Records excerpted from a collection:

--------

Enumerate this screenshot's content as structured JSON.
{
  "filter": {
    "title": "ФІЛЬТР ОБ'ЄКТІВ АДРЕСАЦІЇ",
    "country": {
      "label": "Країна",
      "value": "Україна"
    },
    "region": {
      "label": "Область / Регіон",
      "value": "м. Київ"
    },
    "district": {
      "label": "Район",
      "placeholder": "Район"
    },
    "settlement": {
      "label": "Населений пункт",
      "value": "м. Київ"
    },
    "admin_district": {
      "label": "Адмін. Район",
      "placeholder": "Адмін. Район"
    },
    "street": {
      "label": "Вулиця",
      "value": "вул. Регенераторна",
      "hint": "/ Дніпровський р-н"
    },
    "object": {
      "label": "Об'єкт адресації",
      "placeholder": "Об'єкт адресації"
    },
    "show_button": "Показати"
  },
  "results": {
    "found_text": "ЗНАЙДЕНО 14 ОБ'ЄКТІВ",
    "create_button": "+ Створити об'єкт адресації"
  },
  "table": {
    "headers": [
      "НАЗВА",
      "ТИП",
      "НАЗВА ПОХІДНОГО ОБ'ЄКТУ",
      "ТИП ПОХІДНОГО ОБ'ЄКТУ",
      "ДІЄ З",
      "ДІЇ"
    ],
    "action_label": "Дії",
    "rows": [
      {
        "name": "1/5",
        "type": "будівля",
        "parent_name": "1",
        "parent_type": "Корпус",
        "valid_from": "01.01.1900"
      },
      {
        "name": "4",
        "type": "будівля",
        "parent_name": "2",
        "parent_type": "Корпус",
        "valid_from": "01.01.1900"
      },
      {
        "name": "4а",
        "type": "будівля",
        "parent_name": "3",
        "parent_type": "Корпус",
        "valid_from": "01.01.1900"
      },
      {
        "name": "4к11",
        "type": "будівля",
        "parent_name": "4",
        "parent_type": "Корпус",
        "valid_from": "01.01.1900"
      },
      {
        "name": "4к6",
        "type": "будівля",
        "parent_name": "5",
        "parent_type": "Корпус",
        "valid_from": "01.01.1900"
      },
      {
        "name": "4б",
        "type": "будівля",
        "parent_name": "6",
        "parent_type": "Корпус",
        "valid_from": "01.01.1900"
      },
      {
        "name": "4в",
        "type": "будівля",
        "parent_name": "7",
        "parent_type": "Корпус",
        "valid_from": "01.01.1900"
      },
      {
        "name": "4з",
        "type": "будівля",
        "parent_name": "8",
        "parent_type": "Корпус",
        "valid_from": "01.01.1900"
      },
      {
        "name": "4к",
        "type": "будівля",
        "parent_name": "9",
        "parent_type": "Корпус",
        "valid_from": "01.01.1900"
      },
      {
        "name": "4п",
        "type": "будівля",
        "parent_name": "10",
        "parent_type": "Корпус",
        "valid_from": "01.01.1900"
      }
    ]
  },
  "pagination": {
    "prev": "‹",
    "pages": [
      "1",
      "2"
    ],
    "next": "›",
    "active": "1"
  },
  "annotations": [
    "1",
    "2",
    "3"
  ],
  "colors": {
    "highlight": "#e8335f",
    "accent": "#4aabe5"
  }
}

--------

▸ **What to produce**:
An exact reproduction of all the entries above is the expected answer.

▸ **Exercise result**:
Enumerate this screenshot's content as structured JSON.
{
  "filter": {
    "title": "ФІЛЬТР ОБ'ЄКТІВ АДРЕСАЦІЇ",
    "country": {
      "label": "Країна",
      "value": "Україна"
    },
    "region": {
      "label": "Область / Регіон",
      "value": "м. Київ"
    },
    "district": {
      "label": "Район",
      "placeholder": "Район"
    },
    "settlement": {
      "label": "Населений пункт",
      "value": "м. Київ"
    },
    "admin_district": {
      "label": "Адмін. Район",
      "placeholder": "Адмін. Район"
    },
    "street": {
      "label": "Вулиця",
      "value": "вул. Регенераторна",
      "hint": "/ Дніпровський р-н"
    },
    "object": {
      "label": "Об'єкт адресації",
      "placeholder": "Об'єкт адресації"
    },
    "show_button": "Показати"
  },
  "results": {
    "found_text": "ЗНАЙДЕНО 14 ОБ'ЄКТІВ",
    "create_button": "+ Створити об'єкт адресації"
  },
  "table": {
    "headers": [
      "НАЗВА",
      "ТИП",
      "НАЗВА ПОХІДНОГО ОБ'ЄКТУ",
      "ТИП ПОХІДНОГО ОБ'ЄКТУ",
      "ДІЄ З",
      "ДІЇ"
    ],
    "action_label": "Дії",
    "rows": [
      {
        "name": "1/5",
        "type": "будівля",
        "parent_name": "1",
        "parent_type": "Корпус",
        "valid_from": "01.01.1900"
      },
      {
        "name": "4",
        "type": "будівля",
        "parent_name": "2",
        "parent_type": "Корпус",
        "valid_from": "01.01.1900"
      },
      {
        "name": "4а",
        "type": "будівля",
        "parent_name": "3",
        "parent_type": "Корпус",
        "valid_from": "01.01.1900"
      },
      {
        "name": "4к11",
        "type": "будівля",
        "parent_name": "4",
        "parent_type": "Корпус",
        "valid_from": "01.01.1900"
      },
      {
        "name": "4к6",
        "type": "будівля",
        "parent_name": "5",
        "parent_type": "Корпус",
        "valid_from": "01.01.1900"
      },
      {
        "name": "4б",
        "type": "будівля",
        "parent_name": "6",
        "parent_type": "Корпус",
        "valid_from": "01.01.1900"
      },
      {
        "name": "4в",
        "type": "будівля",
        "parent_name": "7",
        "parent_type": "Корпус",
        "valid_from": "01.01.1900"
      },
      {
        "name": "4з",
        "type": "будівля",
        "parent_name": "8",
        "parent_type": "Корпус",
        "valid_from": "01.01.1900"
      },
      {
        "name": "4к",
        "type": "будівля",
        "parent_name": "9",
        "parent_type": "Корпус",
        "valid_from": "01.01.1900"
      },
      {
        "name": "4п",
        "type": "будівля",
        "parent_name": "10",
        "parent_type": "Корпус",
        "valid_from": "01.01.1900"
      }
    ]
  },
  "pagination": {
    "prev": "‹",
    "pages": [
      "1",
      "2"
    ],
    "next": "›",
    "active": "1"
  },
  "annotations": [
    "1",
    "2",
    "3"
  ],
  "colors": {
    "highlight": "#e8335f",
    "accent": "#4aabe5"
  }
}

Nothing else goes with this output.